Friday, 1 October 2004

Phil's History

It's always fun to think back about "the good old days" when wargamers carved their own miniatures out of ivory tusks, from a freshly slain woollen mammoth, in the snow, and had to rely on the Gods to throw the dice. Nevertheless, some personal history and anecdotes are, in my humble opinion, always fun to read. So, I'll take a shot at it, and hope that others will follow.

I first saw a proper miniature wargame in action when I was 11 or 12. This was somewhere in the late seventies, when a local club had some demonstration tables set up in the walkways of a shopping mall (Some years ago ago, I learned that this was the club run by Rudi Geudens in Sint-Niklaas, renowned veteran Belgian wargamer). When I came back home, I wanted to do the same.I do remember trying to recreate some of the look-and-feel of what I had seen by using plastic toy soldiers and plastic vehicles from the game Embuscades that I owned, and had played so many times.

Embuscades provided me with plastic vehicles to try out my first wargaming experiments.
Help came when one of my friends did get a board wargame for Christmas.The game was called Tank Commander.

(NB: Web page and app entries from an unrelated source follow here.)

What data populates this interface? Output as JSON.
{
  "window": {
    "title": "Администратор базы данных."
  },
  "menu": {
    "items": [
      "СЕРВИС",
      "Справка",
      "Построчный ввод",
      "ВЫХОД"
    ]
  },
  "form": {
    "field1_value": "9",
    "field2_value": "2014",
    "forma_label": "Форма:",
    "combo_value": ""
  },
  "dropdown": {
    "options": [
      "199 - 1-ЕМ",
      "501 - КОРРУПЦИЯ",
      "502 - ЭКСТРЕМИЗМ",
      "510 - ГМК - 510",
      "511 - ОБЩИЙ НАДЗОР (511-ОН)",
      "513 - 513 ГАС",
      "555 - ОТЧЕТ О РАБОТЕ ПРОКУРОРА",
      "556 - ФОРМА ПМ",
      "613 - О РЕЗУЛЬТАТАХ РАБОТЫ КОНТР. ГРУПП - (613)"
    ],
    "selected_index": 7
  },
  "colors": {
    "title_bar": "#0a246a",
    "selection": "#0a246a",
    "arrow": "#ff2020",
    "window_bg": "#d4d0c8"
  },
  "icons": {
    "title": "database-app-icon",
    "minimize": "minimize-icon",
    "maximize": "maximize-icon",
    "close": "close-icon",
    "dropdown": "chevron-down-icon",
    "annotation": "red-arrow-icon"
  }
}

It had little plastic tanks, trucks, bridges, and a big square-gridded board. You could only move 2 tanks a turn, and a tank was destroyed when you had an enemy tank in the direct line of fire of two friendly tanks. Very simple, but fun.

The game Tank Commander. Simple, but fun.
This game inspired us to make our own variants (Embuscades on sea, using wooden ships we glued together), culminating in the grandiose "Who Conquers Europe?". We produced a hand-drawn map of Europe, gridded with squares, and measuring something like 120x150cm. I drew this map on blank computer print paper (when these were still chained together), conveniently borrowed from my dad's computer facilities at the university. The game used plastic soldiers, plastic tanks (from Tank Commander), plastic ships (from Sub Search, an MB game), and later we even added things such as oil pipelines, oil ships, mountain troops, etc. The first player to conquer 5 countries had won.

The plastic ships from Sub Search provided excellent ships for "Who Conquers Europe?"
The game was an amalgam of all kind of different mechanics, borrowed from games we knew. Tank combat was as in Tank Commander, but infantry soldiers eliminated each other by overrunning each other's squares. Submarines would shoot using the spinner from Sub Search, and so on.

This phase of designing our own games continued for a little while, always using the same 'engine'. I remember a D-Day game (using LEGO bricks for buildings), a Battlestar Galactica game, a game that involved trading routes across the oceans, ... . Sadly, I don't have anything left from this period (Update: see this blogpost for an early variant of Embuscades). A pity, since we actually produced real rulebooks to go with our self-designed games, typed on a classic typewriter.

Now that I think of it, I always "designed" new games, ever since I was a kid. I remember making an extended version of Monopoly; we also ran games using toy cyclists for running our own Tour de France; we had car racing games using matchbox cars - simple variants of rolling the dice and moving so many squares. I also often made existing games "better". E.g. I had a map for playing RISK, much bigger than the one in the original box, with many more territories.

This whole phase sort of ended when we discovered our first Avalon Hill game, Afrika Korps when we were 14. This must have been in 1980 or 1981.

To be continued ...


  1. Bart, a question:
    Are we allowing replies to post such as this one?
    (This is actually just to test it out).
    Are these things deletable? Can outsiders post then as well?

  2. I'm honoured...
    Rudi Geudens
    BTW, I've converted the battlecry system to 15mm ACW (but 25's could also be used) and we have been playing this at TSA over the last couple of weeks:
    The second game saw 21 infantry, 3 cavalry & 3 artillery "regiments" in action on each side of the field. After only 2 sessions, the players are already very familiar with the system (including the possibility to create "brigades" for movement). The latest game was concluded in 2.5 hours (6 victory points being the objective).